      I tend to use Column Movement, which rather nicely (if unintentionally) simulates higher level organisations straggling out along a line of approach, with the attendant concertina-ing as the individual units move along the march route at varying speeds and in some disorder. I like the way the units arrive in a slightly higgledy-piggledy fashion, it reminds me of the way Highway to the Reich requires units to shake out and deploy after making their approach march, with much loss of time and worry on your part as you see those unidentified Jerries moving towards your position.

      Once you get to the front though, or the firing line, you’re right, you do have to do a fair bit of clicking in Tiller’s games.

      But I don’t really find it a drag, especially as the games are turn-based and there’s no worrying about the enemy AI moving up while you’re farting around getting your units in place.
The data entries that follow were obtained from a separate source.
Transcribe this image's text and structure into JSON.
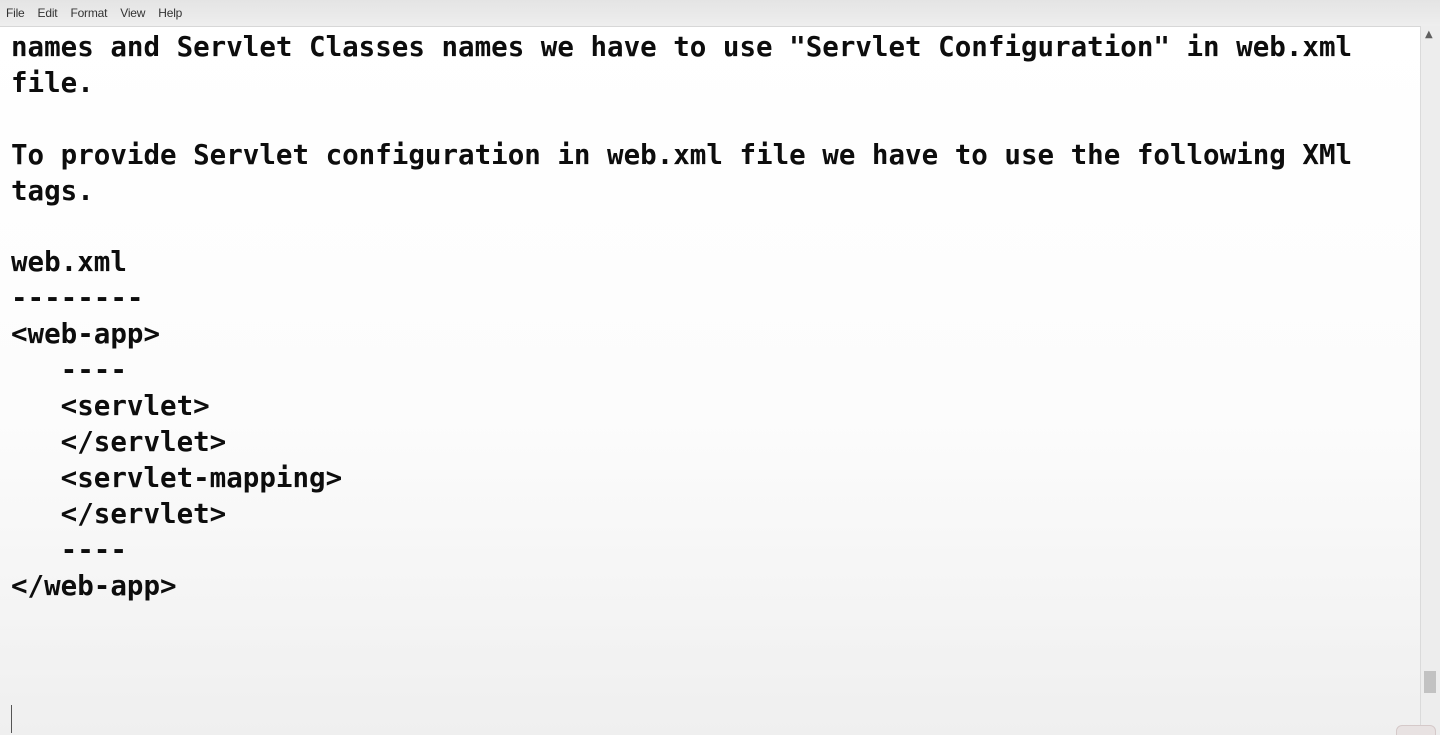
{
  "menu": {
    "file": "File",
    "edit": "Edit",
    "format": "Format",
    "view": "View",
    "help": "Help"
  },
  "editor": {
    "lines": [
      "names and Servlet Classes names we have to use \"Servlet Configuration\" in web.xml",
      "file.",
      "",
      "To provide Servlet configuration in web.xml file we have to use the following XMl",
      "tags.",
      "",
      "web.xml",
      "--------",
      "<web-app>",
      "   ----",
      "   <servlet>",
      "   </servlet>",
      "   <servlet-mapping>",
      "   </servlet>",
      "   ----",
      "</web-app>"
    ]
  },
  "scrollbar": {
    "up_arrow_icon": "chevron-up-icon"
  }
}
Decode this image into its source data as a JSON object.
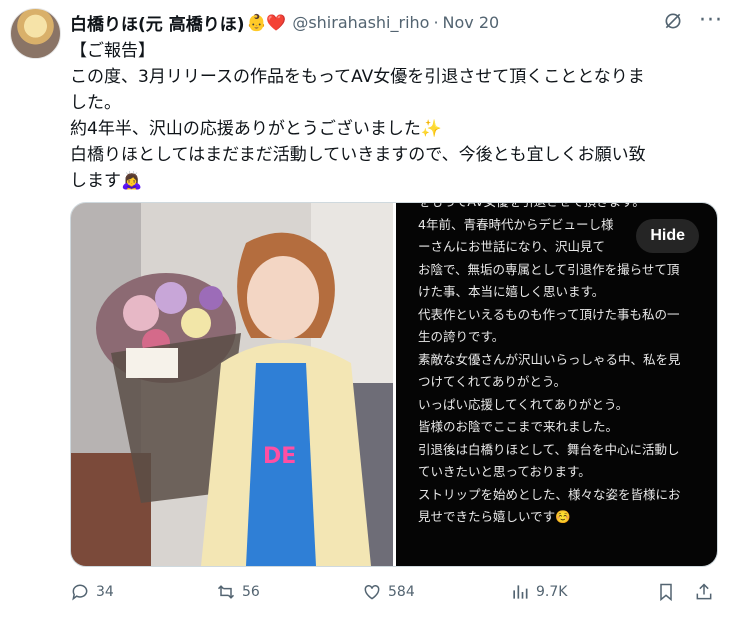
{
  "post": {
    "display_name": "白橋りほ(元 高橋りほ)",
    "name_emojis": "👶❤️",
    "handle": "@shirahashi_riho",
    "separator": "·",
    "date": "Nov 20",
    "lines": [
      "【ご報告】",
      "この度、3月リリースの作品をもってAV女優を引退させて頂くこととなりま",
      "した。",
      "約4年半、沢山の応援ありがとうございました✨",
      "白橋りほとしてはまだまだ活動していきますので、今後とも宜しくお願い致",
      "します🙇‍♀️"
    ]
  },
  "media": {
    "hide_label": "Hide",
    "image_text_lines": [
      "をもってAV女優を引退させて頂きます。",
      "4年前、青春時代からデビューし様",
      "ーさんにお世話になり、沢山見て",
      "お陰で、無垢の専属として引退作を撮らせて頂",
      "けた事、本当に嬉しく思います。",
      "代表作といえるものも作って頂けた事も私の一",
      "生の誇りです。",
      "",
      "素敵な女優さんが沢山いらっしゃる中、私を見",
      "つけてくれてありがとう。",
      "いっぱい応援してくれてありがとう。",
      "皆様のお陰でここまで来れました。",
      "",
      "引退後は白橋りほとして、舞台を中心に活動し",
      "ていきたいと思っております。",
      "ストリップを始めとした、様々な姿を皆様にお",
      "見せできたら嬉しいです☺️"
    ]
  },
  "actions": {
    "replies": "34",
    "reposts": "56",
    "likes": "584",
    "views": "9.7K"
  },
  "icons": [
    "avatar",
    "grok-icon",
    "more-icon",
    "reply-icon",
    "repost-icon",
    "like-icon",
    "views-icon",
    "bookmark-icon",
    "share-icon"
  ],
  "colors": {
    "text": "#0f1419",
    "secondary": "#536471",
    "border": "#cfd9de"
  }
}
      My one criticism of his AI is that it never knows when it’s licked. I’d suggest his next challenge would be to start modelling realistic retreats – I’ve lost count of the times previously routed units have popped up in my rear (not a euphemism) having rallied, when by rights they should either have faded away into the surrounding countryside or stacked arms and surrendered.

      • Napoleon15 says:

        It’s not so much that it’s a drag, more that it just makes me physically uncomfortable and causes me pain in the arm to play, which is kind of unfortunate, as I do enjoy the basic mechanics of the games. But yeah, AI is the biggest flaw in the engine. It depends somewhat on which team developed the game and what series it is. I have one or two games in several of the series, and I’d say Squad Battles likely fairs the best, as the scenarios are small, limited in scope and there’s no formations that the AI is required to understand. Panzer\Modern Campaigns are also pretty decent.

        I’ve got not experience with the civil war series, but I bought the Waterloo game and found they hadn’t even bothered to put waypoints down for the units in the scenario editor, so Napoleon employed the time tested and successful strategy of advancing his army to the north east corner of the map in every battle. Even Battleground Waterloo had better AI.

  7. Koozer says:

    Excellent article, but I have two words for you:
    Staring Eyes.

  8. Commander_Zeus says:

    On the wargaming theme, I am going to English Heritage’s History Live event this weekend where I believe there will be tabletop wargaming you can have a go at. I’m interested to find out how it compares to playing the ops level types of PC wargames like Panzer Campaigns and Combat Mission.

    • JB says:

      I just got my letter through from the Megagame Makers, about my role in Iron Dice in September. I’m looking forward to that too, should be very interesting!

    • Aikei says:

      Combat Mission isn’t operational level wargame at all. It is a tactical wargame,not operational.

  9. wodin says:

    The reason he left HPS was due to DRM conflict of ideas…JT wanted more stringent DRM..Scott didn’t. Simple.

  10. CookPassBabtridge says:

    This is going to sound like… OK this IS a morbid question, but are there any combat flight sims that have you flying a Vulcan and dropping Blue Steel? (The missile, not The Look). That would be kind of disturbing and interesting.